To investigate the impact of an in-reach rehabilitation team for patients admitted after road trauma.Design:
Randomised control trial of usual care versus early involvement of in-reach rehabilitation team. Telephone follow-up was conducted by a blind assessor at three months for those with minor/moderate injuries and six months for serious/severe injuries.Setting:
Four participating trauma services in New South Wales, Australia.Subjects:
A total of 214 patients admitted during 2012-2015 with a length of stay of at least five days.Intervention:
Provision of rehabilitation services in parallel with ward based therapy using an in-reach team for the intervention group. The control group could still access the ward based therapy (usual care).Main measures:
The primary outcome was acute length of stay. Secondary outcomes included percentage requiring inpatient rehabilitation, function (Functional Independence Measure and Timed Up and Go Test), psychological status (Depression Anxiety and Stress Score 21), pain (Orebro Musculoskeletal Pain Questionnaire) and quality of life (Short Form-12 v2).Results:
Median length of stay in acute care was 13 days (IQR 8-21). The intervention group, compared to the control group, received more physiotherapy and occupational therapy sessions (median number of sessions 16.0 versus 11.5, P=0.003). However, acute length of stay did not differ between the intervention and control groups (median 15 vs 12 days, P=0.37). There were no significant differences observed in the secondary outcomes at hospital discharge and follow-up.Conclusion:

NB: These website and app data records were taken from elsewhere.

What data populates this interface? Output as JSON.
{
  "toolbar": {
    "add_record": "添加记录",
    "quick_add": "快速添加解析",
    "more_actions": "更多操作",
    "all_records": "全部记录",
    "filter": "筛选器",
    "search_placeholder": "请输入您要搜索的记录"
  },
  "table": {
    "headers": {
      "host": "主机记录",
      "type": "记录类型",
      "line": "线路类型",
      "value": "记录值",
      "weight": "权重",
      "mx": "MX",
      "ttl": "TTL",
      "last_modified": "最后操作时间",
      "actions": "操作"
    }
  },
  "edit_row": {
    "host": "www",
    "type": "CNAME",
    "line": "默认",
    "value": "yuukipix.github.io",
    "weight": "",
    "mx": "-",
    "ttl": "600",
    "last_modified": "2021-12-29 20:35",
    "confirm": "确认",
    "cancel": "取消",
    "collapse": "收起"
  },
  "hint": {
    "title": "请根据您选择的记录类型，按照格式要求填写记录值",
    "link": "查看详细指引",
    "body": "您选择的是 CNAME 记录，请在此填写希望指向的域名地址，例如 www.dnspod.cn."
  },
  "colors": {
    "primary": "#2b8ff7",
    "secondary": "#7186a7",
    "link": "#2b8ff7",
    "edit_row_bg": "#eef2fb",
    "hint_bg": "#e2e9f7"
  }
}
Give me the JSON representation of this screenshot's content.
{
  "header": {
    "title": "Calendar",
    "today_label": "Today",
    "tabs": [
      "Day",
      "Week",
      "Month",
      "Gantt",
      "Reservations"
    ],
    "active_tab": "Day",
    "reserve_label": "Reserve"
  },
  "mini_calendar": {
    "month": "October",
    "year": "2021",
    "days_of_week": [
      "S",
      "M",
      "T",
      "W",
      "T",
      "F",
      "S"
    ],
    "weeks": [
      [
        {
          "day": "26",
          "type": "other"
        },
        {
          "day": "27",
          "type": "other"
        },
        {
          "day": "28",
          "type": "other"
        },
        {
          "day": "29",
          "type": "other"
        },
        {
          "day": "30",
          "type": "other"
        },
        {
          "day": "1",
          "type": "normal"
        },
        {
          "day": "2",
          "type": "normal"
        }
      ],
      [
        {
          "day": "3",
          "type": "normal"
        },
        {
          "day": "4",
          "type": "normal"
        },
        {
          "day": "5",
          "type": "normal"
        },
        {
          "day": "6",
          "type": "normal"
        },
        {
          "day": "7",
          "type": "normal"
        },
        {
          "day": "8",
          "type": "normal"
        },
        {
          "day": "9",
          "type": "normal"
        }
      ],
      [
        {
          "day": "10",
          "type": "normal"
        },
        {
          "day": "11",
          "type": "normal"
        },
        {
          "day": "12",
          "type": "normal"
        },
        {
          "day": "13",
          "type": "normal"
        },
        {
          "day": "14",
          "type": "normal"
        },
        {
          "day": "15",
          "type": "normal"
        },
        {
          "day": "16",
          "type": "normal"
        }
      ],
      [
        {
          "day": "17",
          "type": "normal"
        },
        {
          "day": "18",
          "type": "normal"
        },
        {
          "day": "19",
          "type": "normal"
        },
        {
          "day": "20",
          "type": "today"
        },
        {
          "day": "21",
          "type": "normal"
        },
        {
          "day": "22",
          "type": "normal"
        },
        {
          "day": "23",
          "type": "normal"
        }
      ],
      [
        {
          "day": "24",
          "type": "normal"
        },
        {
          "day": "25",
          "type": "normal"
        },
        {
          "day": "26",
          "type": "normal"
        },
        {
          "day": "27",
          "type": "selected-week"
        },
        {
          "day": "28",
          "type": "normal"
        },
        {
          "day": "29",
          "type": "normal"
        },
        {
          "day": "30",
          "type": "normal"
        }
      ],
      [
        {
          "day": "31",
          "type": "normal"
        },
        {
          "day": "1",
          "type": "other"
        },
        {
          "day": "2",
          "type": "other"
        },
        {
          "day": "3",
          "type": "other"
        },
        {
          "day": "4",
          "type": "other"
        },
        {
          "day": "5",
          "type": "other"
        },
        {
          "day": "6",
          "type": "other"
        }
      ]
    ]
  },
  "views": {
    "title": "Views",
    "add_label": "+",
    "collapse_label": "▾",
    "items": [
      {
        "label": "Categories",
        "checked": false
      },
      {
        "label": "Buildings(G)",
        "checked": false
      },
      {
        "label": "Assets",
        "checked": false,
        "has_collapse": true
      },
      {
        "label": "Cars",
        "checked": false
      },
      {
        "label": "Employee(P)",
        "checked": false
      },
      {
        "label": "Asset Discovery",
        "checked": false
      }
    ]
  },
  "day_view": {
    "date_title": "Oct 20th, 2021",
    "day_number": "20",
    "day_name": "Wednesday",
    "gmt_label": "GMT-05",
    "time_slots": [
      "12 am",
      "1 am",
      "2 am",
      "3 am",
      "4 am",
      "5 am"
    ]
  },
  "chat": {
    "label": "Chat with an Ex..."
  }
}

No additional benefit was found from the routine use of acute rehabilitation teams for trauma patients over and above usual care.